“It was also great to see the younger members of the profession and industry have the opportunity to connect with each other and network,” she said.  If the YP Moot Event and Ron Shorter presentations are anything to go by, the future of the insurance industry and insurance law profession are in safe hands.”

There was further evidence of increased industry interest in face-to-face events at the Underwriting Agencies Council’s (UAC) underwriting expo in Norwest Sydney last week.

Read more: UAC hosts successful underwriting expo in Norwest Sydney

The UAC Norwest Sydney Underwriting Expo in Parramatta was sold out – with 250 registered brokers. The event featured 72 exhibitors. UAC is staging more underwriting expos across the country including Adelaide in September, Hobart in October, and Perth in November.

“The reason we do expos for our members is because the insurance companies have much, much, much more money than we do,” said William Legge, UAC’s general manager. “So, for an individual underwriting agency to try and get around to seeing a decent number of brokers, outside the ones who he or she normally deals with, is an expensive if not difficult task. So, the idea of these expos is that we go to central places and the brokers come to us.”

Two other big events are coming up on the insurance industry calendar:

Next week, on August 24, the Women in Insurance Summit will take place at the Sofitel Sydney Wentworth. The summit will feature a range of powerful keynote sessions, workshops, networking activities, presentations and panel discussions led by influential leaders from the industry on the issues that matter most. You can register for the summit here.

On September 2, the annual Insurance Business Australia Awards takes place at Doltone House, Darling Island in Sydney.

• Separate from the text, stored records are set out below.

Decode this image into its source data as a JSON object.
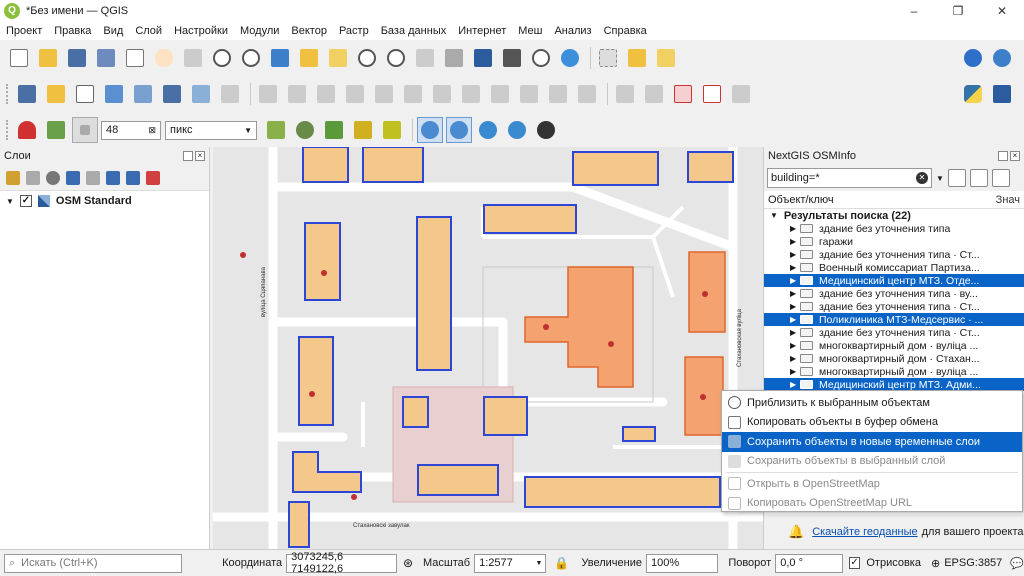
{
  "window": {
    "title": "*Без имени — QGIS",
    "logo": "Q",
    "controls": [
      "–",
      "❐",
      "✕"
    ]
  },
  "menu": [
    "Проект",
    "Правка",
    "Вид",
    "Слой",
    "Настройки",
    "Модули",
    "Вектор",
    "Растр",
    "База данных",
    "Интернет",
    "Меш",
    "Анализ",
    "Справка"
  ],
  "snapping": {
    "tolerance": "48",
    "units": "пикс"
  },
  "layers_panel": {
    "title": "Слои",
    "layers": [
      {
        "name": "OSM Standard",
        "checked": "✓"
      }
    ]
  },
  "osminfo_panel": {
    "title": "NextGIS OSMInfo",
    "query": "building=*",
    "col_key": "Объект/ключ",
    "col_value": "Знач",
    "results_label": "Результаты поиска (22)",
    "items": [
      {
        "text": "здание без уточнения типа",
        "selected": false
      },
      {
        "text": "гаражи",
        "selected": false
      },
      {
        "text": "здание без уточнения типа · Ст...",
        "selected": false
      },
      {
        "text": "Военный комиссариат Партиза...",
        "selected": false
      },
      {
        "text": "Медицинский центр МТЗ. Отде...",
        "selected": true
      },
      {
        "text": "здание без уточнения типа · ву...",
        "selected": false
      },
      {
        "text": "здание без уточнения типа · Ст...",
        "selected": false
      },
      {
        "text": "Поликлиника МТЗ-Медсервис · ...",
        "selected": true
      },
      {
        "text": "здание без уточнения типа · Ст...",
        "selected": false
      },
      {
        "text": "многоквартирный дом · вуліца ...",
        "selected": false
      },
      {
        "text": "многоквартирный дом · Стахан...",
        "selected": false
      },
      {
        "text": "многоквартирный дом · вуліца ...",
        "selected": false
      },
      {
        "text": "Медицинский центр МТЗ. Адми...",
        "selected": true
      }
    ],
    "notice_link": "Скачайте геоданные",
    "notice_text": "для вашего проекта"
  },
  "context_menu": {
    "items": [
      {
        "label": "Приблизить к выбранным объектам",
        "state": "normal"
      },
      {
        "label": "Копировать объекты в буфер обмена",
        "state": "normal"
      },
      {
        "label": "Сохранить объекты в новые временные слои",
        "state": "highlight"
      },
      {
        "label": "Сохранить объекты в выбранный слой",
        "state": "disabled"
      },
      {
        "label": "Открыть в OpenStreetMap",
        "state": "disabled"
      },
      {
        "label": "Копировать OpenStreetMap URL",
        "state": "disabled"
      }
    ]
  },
  "map_labels": {
    "street_left": "вуліца Сцяпанава",
    "street_right": "Стахановская вуліца",
    "street_bottom": "Стахановскі завулак"
  },
  "statusbar": {
    "search_placeholder": "Искать (Ctrl+K)",
    "coord_label": "Координата",
    "coord_value": "3073245,6  7149122,6",
    "scale_label": "Масштаб",
    "scale_value": "1:2577",
    "magnifier_label": "Увеличение",
    "magnifier_value": "100%",
    "rotation_label": "Поворот",
    "rotation_value": "0,0 °",
    "render_label": "Отрисовка",
    "render_checked": "✓",
    "crs": "EPSG:3857"
  }
}
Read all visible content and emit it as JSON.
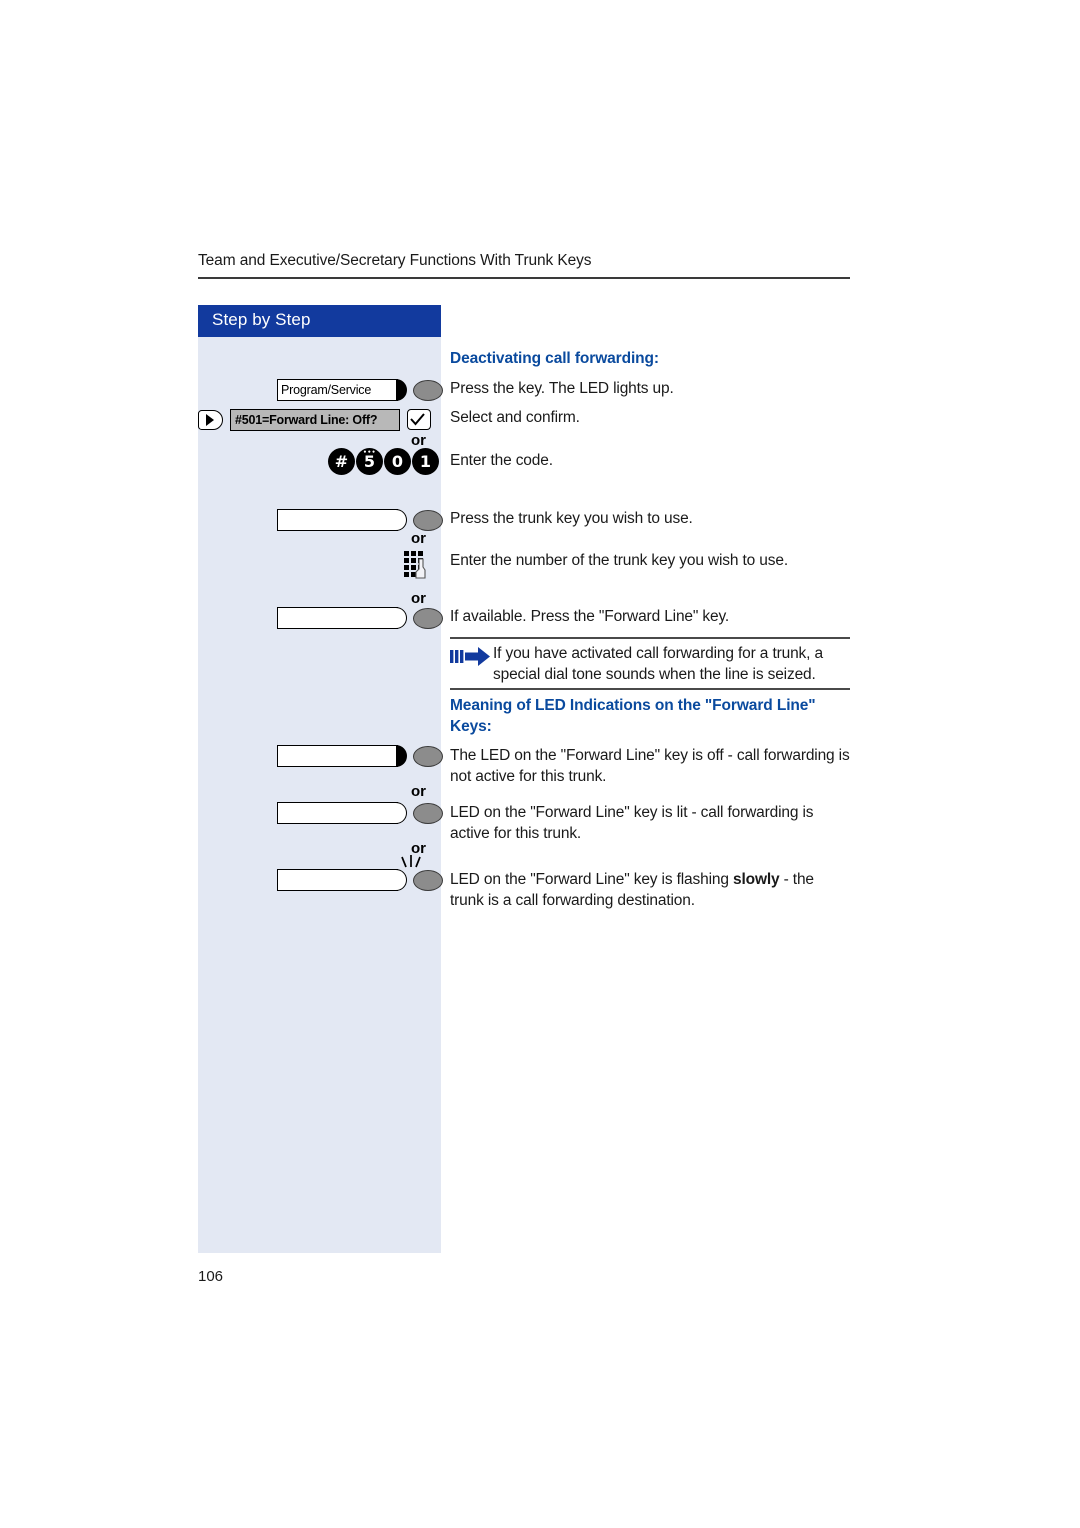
{
  "document": {
    "running_header": "Team and Executive/Secretary Functions With Trunk Keys",
    "page_number": "106",
    "accent_color": "#0a4a9e",
    "banner_color": "#123a9e",
    "sidebar_color": "#e3e8f3"
  },
  "sidebar": {
    "banner_label": "Step by Step",
    "keys": [
      {
        "name": "program-service-key",
        "label": "Program/Service",
        "led_state": "solid",
        "icon": "phone-key-with-led"
      },
      {
        "name": "display-line",
        "label": "#501=Forward Line: Off?",
        "rocker_icon": "scroll-rocker-icon",
        "confirm_icon": "checkmark-icon"
      },
      {
        "name": "dialpad-code",
        "digits": [
          "#",
          "5",
          "0",
          "1"
        ]
      },
      {
        "name": "trunk-key",
        "label": "",
        "led_state": "hollow",
        "icon": "phone-key-with-led"
      },
      {
        "name": "keypad-entry",
        "icon": "keypad-hand-icon"
      },
      {
        "name": "forward-line-key",
        "label": "",
        "led_state": "hollow",
        "icon": "phone-key-with-led"
      },
      {
        "name": "led-off-key",
        "label": "",
        "led_state": "solid",
        "icon": "phone-key-with-led"
      },
      {
        "name": "led-lit-key",
        "label": "",
        "led_state": "hollow",
        "icon": "phone-key-with-led"
      },
      {
        "name": "led-flashing-key",
        "label": "",
        "led_state": "flashing",
        "icon": "phone-key-with-led-flashing"
      }
    ],
    "or_label": "or"
  },
  "main": {
    "section_title_1": "Deactivating call forwarding:",
    "step_1": "Press the key. The LED lights up.",
    "step_2": "Select and confirm.",
    "step_3": "Enter the code.",
    "step_4": "Press the trunk key you wish to use.",
    "step_5": "Enter the number of the trunk key you wish to use.",
    "step_6": "If available. Press the \"Forward Line\" key.",
    "note": {
      "icon": "note-arrow-icon",
      "text": "If you have activated call forwarding for a trunk, a special dial tone sounds when the line is seized."
    },
    "section_title_2": "Meaning of LED Indications on the \"Forward Line\" Keys:",
    "led_meaning_1": "The LED on the \"Forward Line\" key is off - call forwarding is not active for this trunk.",
    "led_meaning_2": "LED on the \"Forward Line\" key is lit - call forwarding is active for this trunk.",
    "led_meaning_3_pre": "LED on the \"Forward Line\" key is flashing ",
    "led_meaning_3_bold": "slowly",
    "led_meaning_3_post": " - the trunk is a call forwarding destination."
  }
}
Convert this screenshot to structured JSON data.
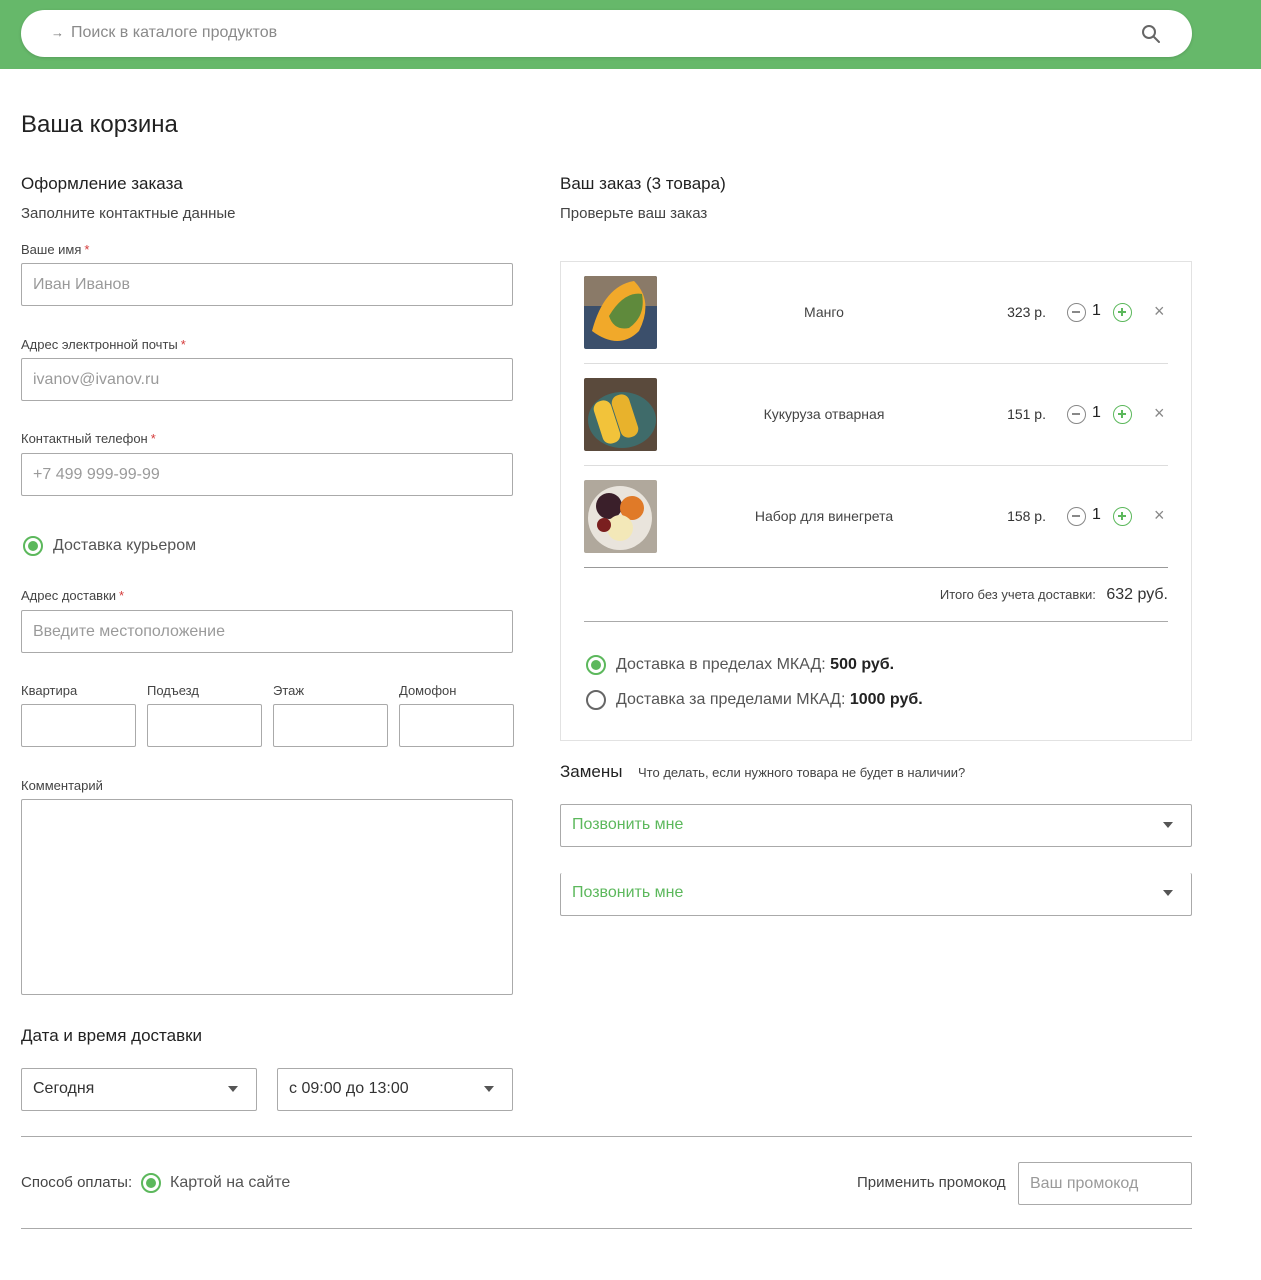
{
  "search": {
    "placeholder": "Поиск в каталоге продуктов",
    "arrow_icon": "→",
    "search_icon": "search-icon"
  },
  "page": {
    "title": "Ваша корзина"
  },
  "checkout": {
    "title": "Оформление заказа",
    "subtitle": "Заполните контактные данные",
    "name_label": "Ваше имя",
    "name_placeholder": "Иван Иванов",
    "email_label": "Адрес электронной почты",
    "email_placeholder": "ivanov@ivanov.ru",
    "phone_label": "Контактный телефон",
    "phone_placeholder": "+7 499 999-99-99",
    "required_mark": "*",
    "delivery_method": "Доставка курьером",
    "address_label": "Адрес доставки",
    "address_placeholder": "Введите местоположение",
    "apartment_label": "Квартира",
    "entrance_label": "Подъезд",
    "floor_label": "Этаж",
    "intercom_label": "Домофон",
    "comment_label": "Комментарий",
    "datetime_title": "Дата и время доставки",
    "date_value": "Сегодня",
    "time_value": "с 09:00 до 13:00"
  },
  "order": {
    "title": "Ваш заказ (3 товара)",
    "subtitle": "Проверьте ваш заказ",
    "items": [
      {
        "name": "Манго",
        "price": "323 р.",
        "qty": "1"
      },
      {
        "name": "Кукуруза отварная",
        "price": "151 р.",
        "qty": "1"
      },
      {
        "name": "Набор для винегрета",
        "price": "158 р.",
        "qty": "1"
      }
    ],
    "remove_icon": "×",
    "total_label": "Итого без учета доставки:",
    "total_value": "632 руб.",
    "delivery_options": [
      {
        "label": "Доставка в пределах МКАД: ",
        "price": "500 руб.",
        "selected": true
      },
      {
        "label": "Доставка за пределами МКАД: ",
        "price": "1000 руб.",
        "selected": false
      }
    ]
  },
  "replacements": {
    "title": "Замены",
    "hint": "Что делать, если нужного товара не будет в наличии?",
    "select1": "Позвонить мне",
    "select2": "Позвонить мне"
  },
  "payment": {
    "label": "Способ оплаты:",
    "option": "Картой на сайте",
    "promo_label": "Применить промокод",
    "promo_placeholder": "Ваш промокод"
  },
  "colors": {
    "header": "#66b86a",
    "accent": "#5cb85c",
    "required": "#d43a3a"
  }
}
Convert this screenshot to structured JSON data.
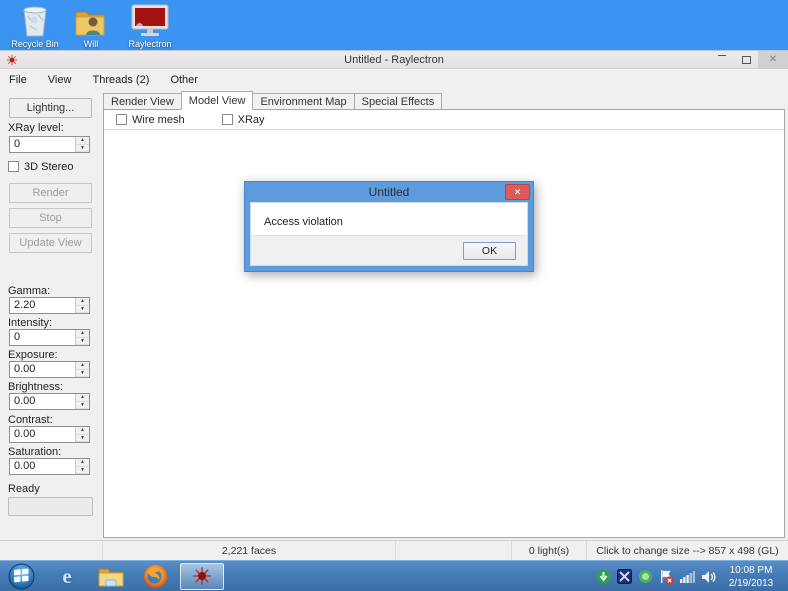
{
  "glyphs": {
    "minimize": "–",
    "close": "✕",
    "spin_up": "▲",
    "spin_down": "▼",
    "ie_letter": "e"
  },
  "colors": {
    "desktop": "#3b93f2",
    "taskbar": "#4a81bc",
    "window_chrome": "#f0f0f0",
    "dialog_blue": "#5e9bdd",
    "close_red": "#dd5b56"
  },
  "desktop": {
    "icons": [
      {
        "label": "Recycle Bin"
      },
      {
        "label": "Will"
      },
      {
        "label": "Raylectron"
      }
    ]
  },
  "window": {
    "title": "Untitled - Raylectron",
    "menu": [
      {
        "label": "File"
      },
      {
        "label": "View"
      },
      {
        "label": "Threads (2)"
      },
      {
        "label": "Other"
      }
    ]
  },
  "sidebar": {
    "lighting_button": "Lighting...",
    "xray_label": "XRay level:",
    "xray_value": "0",
    "stereo_checkbox": "3D Stereo",
    "render_button": "Render",
    "stop_button": "Stop",
    "update_button": "Update View",
    "fields": [
      {
        "label": "Gamma:",
        "value": "2.20"
      },
      {
        "label": "Intensity:",
        "value": "0"
      },
      {
        "label": "Exposure:",
        "value": "0.00"
      },
      {
        "label": "Brightness:",
        "value": "0.00"
      },
      {
        "label": "Contrast:",
        "value": "0.00"
      },
      {
        "label": "Saturation:",
        "value": "0.00"
      }
    ],
    "status": "Ready"
  },
  "tabs": [
    {
      "label": "Render View",
      "active": false
    },
    {
      "label": "Model View",
      "active": true
    },
    {
      "label": "Environment Map",
      "active": false
    },
    {
      "label": "Special Effects",
      "active": false
    }
  ],
  "panel": {
    "checkboxes": [
      {
        "label": "Wire mesh"
      },
      {
        "label": "XRay"
      }
    ]
  },
  "dialog": {
    "title": "Untitled",
    "message": "Access violation",
    "ok_label": "OK"
  },
  "statusbar": {
    "faces": "2,221 faces",
    "lights": "0 light(s)",
    "size_hint": "Click to change size --> 857 x 498 (GL)"
  },
  "taskbar": {
    "time": "10:08 PM",
    "date": "2/19/2013"
  },
  "icon_names": [
    "recycle-bin-icon",
    "user-folder-icon",
    "raylectron-monitor-icon",
    "raylectron-logo-icon",
    "start-icon",
    "internet-explorer-icon",
    "file-explorer-icon",
    "firefox-icon",
    "download-manager-icon",
    "grid-tray-icon",
    "green-utility-icon",
    "action-center-flag-icon",
    "network-icon",
    "volume-icon"
  ]
}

The Awards will be an in-person black-tie gala evening giving brokers, brokerages, insurers, underwriting agencies, BDMs, service providers and more the chance to be showcased on a national stage, while celebrating with all the glitz and glamour that they deserve. To register click here.